From then on, planning took center stage, with weekly meetings across the year culminating in this year’s conference. “Our goal for the conference was for members to attend, learn about their optional career paths and enjoy the experience.” The conference program aimed to help participants define their personal success and determine the necessary steps to achieve their goals, whether their ultimate aspirations lie in industry or academia. 

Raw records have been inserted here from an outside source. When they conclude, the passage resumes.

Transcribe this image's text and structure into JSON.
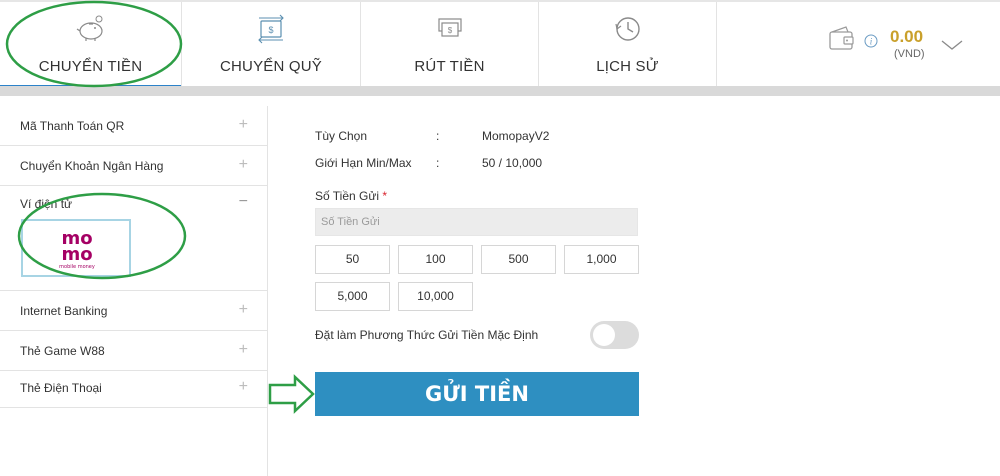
{
  "nav": {
    "tabs": [
      {
        "label": "CHUYỂN TIỀN",
        "icon": "piggy-bank-icon",
        "active": true
      },
      {
        "label": "CHUYỂN QUỸ",
        "icon": "transfer-icon",
        "active": false
      },
      {
        "label": "RÚT TIỀN",
        "icon": "cash-icon",
        "active": false
      },
      {
        "label": "LỊCH SỬ",
        "icon": "history-clock-icon",
        "active": false
      }
    ],
    "balance": "0.00",
    "currency": "(VND)"
  },
  "sidebar": {
    "items": [
      {
        "label": "Mã Thanh Toán QR",
        "sign": "+"
      },
      {
        "label": "Chuyển Khoản Ngân Hàng",
        "sign": "+"
      },
      {
        "label": "Ví điện tử",
        "sign": "−"
      },
      {
        "label": "Internet Banking",
        "sign": "+"
      },
      {
        "label": "Thẻ Game W88",
        "sign": "+"
      },
      {
        "label": "Thẻ Điện Thoại",
        "sign": "+"
      }
    ],
    "momo": {
      "line1": "mo",
      "line2": "mo",
      "tagline": "mobile money"
    }
  },
  "form": {
    "option_label": "Tùy Chọn",
    "option_value": "MomopayV2",
    "limit_label": "Giới Hạn Min/Max",
    "limit_value": "50 / 10,000",
    "separator": ":",
    "amount_label": "Số Tiền Gửi",
    "required_mark": "*",
    "amount_placeholder": "Số Tiền Gửi",
    "quick_amounts": [
      "50",
      "100",
      "500",
      "1,000",
      "5,000",
      "10,000"
    ],
    "default_label": "Đặt làm Phương Thức Gửi Tiền Mặc Định",
    "default_enabled": false,
    "submit_label": "GỬI TIỀN"
  },
  "colors": {
    "accent": "#2e8fc1",
    "tab_underline": "#2c82c9",
    "balance": "#c9a02b",
    "momo": "#a50064",
    "highlight_ring": "#2e9e46",
    "required": "#d9232e"
  }
}
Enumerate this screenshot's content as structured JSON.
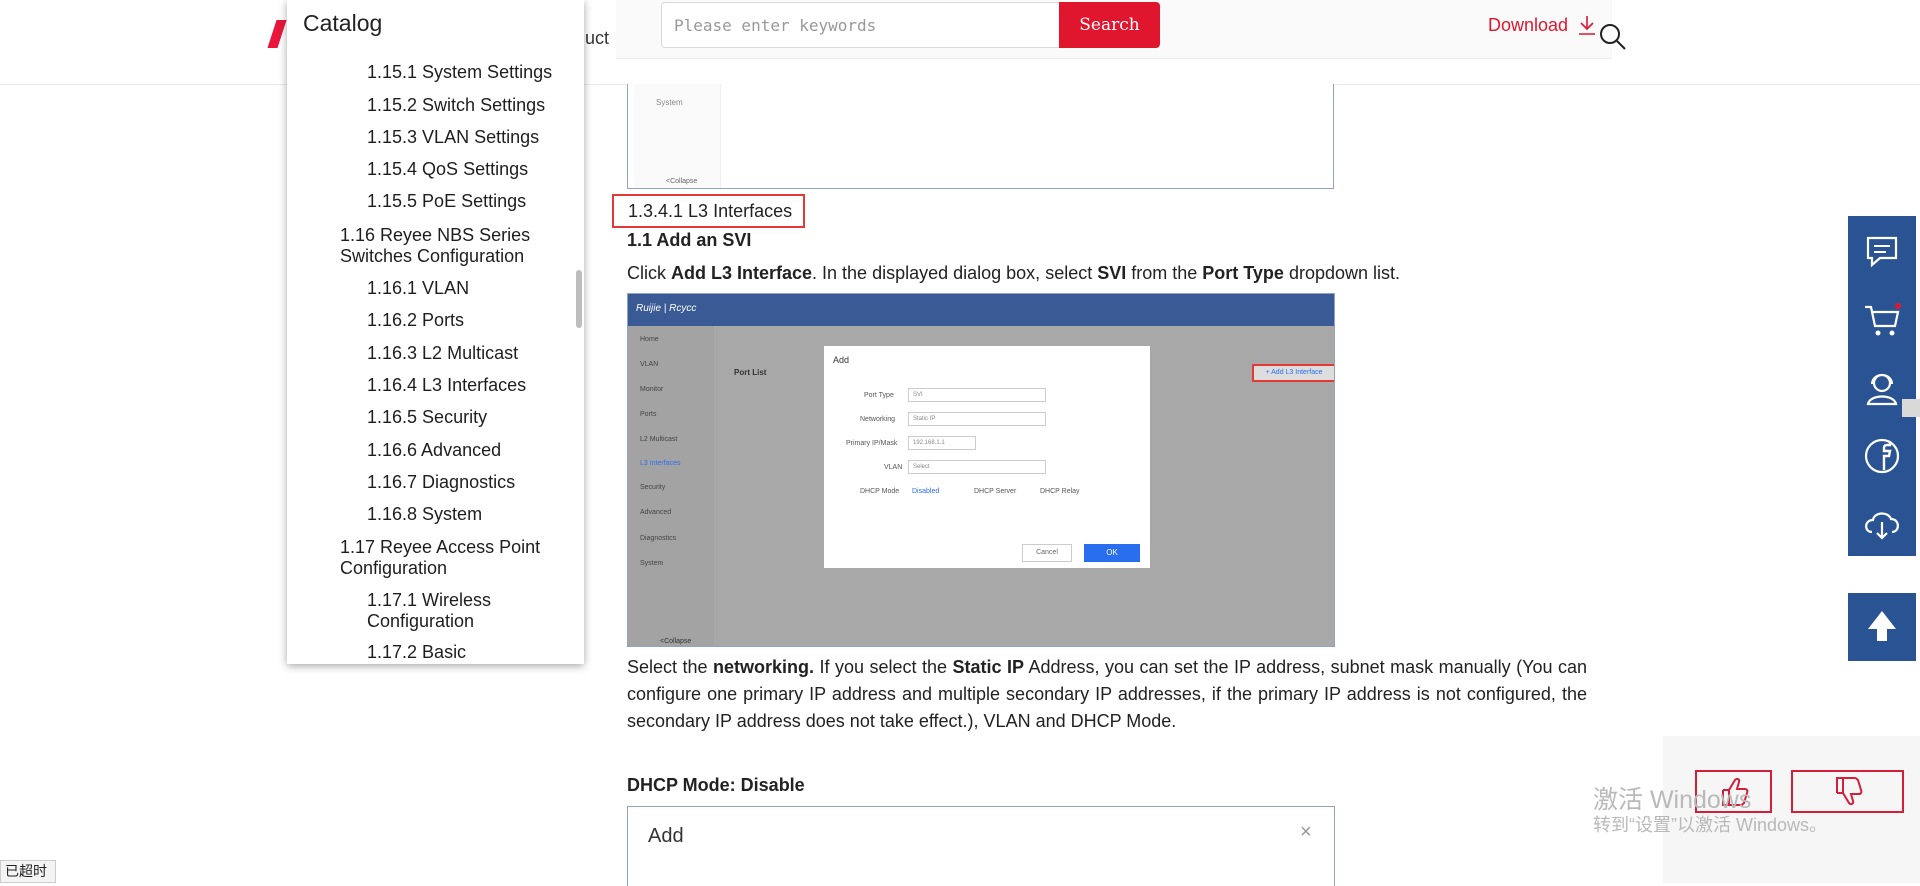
{
  "header": {
    "nav_fragment": "duct",
    "search_placeholder": "Please enter keywords",
    "search_button": "Search",
    "download_label": "Download"
  },
  "catalog": {
    "title": "Catalog",
    "items": [
      {
        "label": "1.15.1 System Settings",
        "level": 2
      },
      {
        "label": "1.15.2 Switch Settings",
        "level": 2
      },
      {
        "label": "1.15.3 VLAN Settings",
        "level": 2
      },
      {
        "label": "1.15.4 QoS Settings",
        "level": 2
      },
      {
        "label": "1.15.5 PoE Settings",
        "level": 2
      },
      {
        "label": "1.16 Reyee NBS Series Switches Configuration",
        "level": 1
      },
      {
        "label": "1.16.1 VLAN",
        "level": 2
      },
      {
        "label": "1.16.2 Ports",
        "level": 2
      },
      {
        "label": "1.16.3 L2 Multicast",
        "level": 2
      },
      {
        "label": "1.16.4 L3 Interfaces",
        "level": 2
      },
      {
        "label": "1.16.5  Security",
        "level": 2
      },
      {
        "label": "1.16.6 Advanced",
        "level": 2
      },
      {
        "label": "1.16.7 Diagnostics",
        "level": 2
      },
      {
        "label": "1.16.8 System",
        "level": 2
      },
      {
        "label": "1.17 Reyee Access Point Configuration",
        "level": 1
      },
      {
        "label": "1.17.1  Wireless Configuration",
        "level": 2
      },
      {
        "label": "1.17.2 Basic",
        "level": 2
      }
    ]
  },
  "article": {
    "shot_top": {
      "menu_item": "System",
      "collapse": "<Collapse"
    },
    "section_title": "1.3.4.1 L3 Interfaces",
    "subheading": "1.1 Add an SVI",
    "para1": {
      "t1": "Click ",
      "b1": "Add L3 Interface",
      "t2": ". In the displayed dialog box, select ",
      "b2": "SVI",
      "t3": " from the ",
      "b3": "Port Type",
      "t4": " dropdown list."
    },
    "shot_main": {
      "brand": "Ruijie | Rcycc",
      "side_items": [
        "Home",
        "VLAN",
        "Monitor",
        "Ports",
        "L2 Multicast",
        "L3 Interfaces",
        "Security",
        "Advanced",
        "Diagnostics",
        "System"
      ],
      "page_title": "Port List",
      "add_button": "+ Add L3 Interface",
      "dialog_title": "Add",
      "rows": [
        {
          "label": "Port Type",
          "value": "SVI"
        },
        {
          "label": "Networking",
          "value": "Static IP"
        },
        {
          "label": "Primary IP/Mask",
          "value": "192.168.1.1"
        },
        {
          "label": "VLAN",
          "value": "Select"
        }
      ],
      "dhcp_label": "DHCP Mode",
      "dhcp_options": [
        "Disabled",
        "DHCP Server",
        "DHCP Relay"
      ],
      "cancel": "Cancel",
      "ok": "OK",
      "collapse": "<Collapse"
    },
    "para2": {
      "t1": "Select the ",
      "b1": "networking.",
      "t2": " If you select the ",
      "b2": "Static IP",
      "t3": " Address, you can set the IP address, subnet mask manually (You can configure one primary IP address and multiple secondary IP addresses, if the primary IP address is not configured, the secondary IP address does not take effect.), VLAN and DHCP Mode."
    },
    "h4": "DHCP Mode: Disable",
    "shot_bottom": {
      "title": "Add",
      "close": "×"
    }
  },
  "watermark": {
    "line1": "激活 Windows",
    "line2": "转到“设置”以激活 Windows。"
  },
  "status": "已超时"
}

Throughout the conference, attendees had the opportunity to participate in workshops geared to the interests of continuing undergraduates, graduating seniors, practicing engineers and academics. Topics spanned professional, leadership and personal development, and included subjects such as financial best practices, leaderships coaching, interview and resume tips, professional networking, the Myers Briggs assessment tool, and giving/receiving job performance feedback.

Tours of the UConn water treatment plant, tissue mechanics lab, and cogeneration plant afforded attendees an insider’s view of exciting operational facilities at UConn.  Another popular event, attracting large numbers of SWE students, was the career fair featuring recruiters from top employers around the region, several of whom conducted on-site interviews with candidates and even made job offers.  Many of the companies were recruiting for summer internships and co-ops as well as full-time jobs post-graduation.

With the successful event now in their rear-view mirrors, how do Kelsey, Amanda and Taylor judge their experience? “It was awesome to know that, just as we were impressed and inspired by the conference in Boston, we were able to spark that same feeling of excitement and inspiration in this year’s attendees,” they remarked. Already, the team has received inquiries from other SWE chapters intent on hosting upcoming conferences. 

The challenge to impart leadership lessons and best practices to a new cohort of UConn SWE chapter members has not been ignored by Amanda, Kelsey, Taylor and their fellow leaders. Until January, Amanda served as president, Taylor was vice president, and Kelsey was conference chair.  Now, they are training the new class of UConn-SWE officers so the momentum will continue next year. Taking the baton for the next year are president Nicole Henry, vice president Kerry McCaffrey, treasurer Emily Itzkowitz, and secretary Naomi Tennakoon.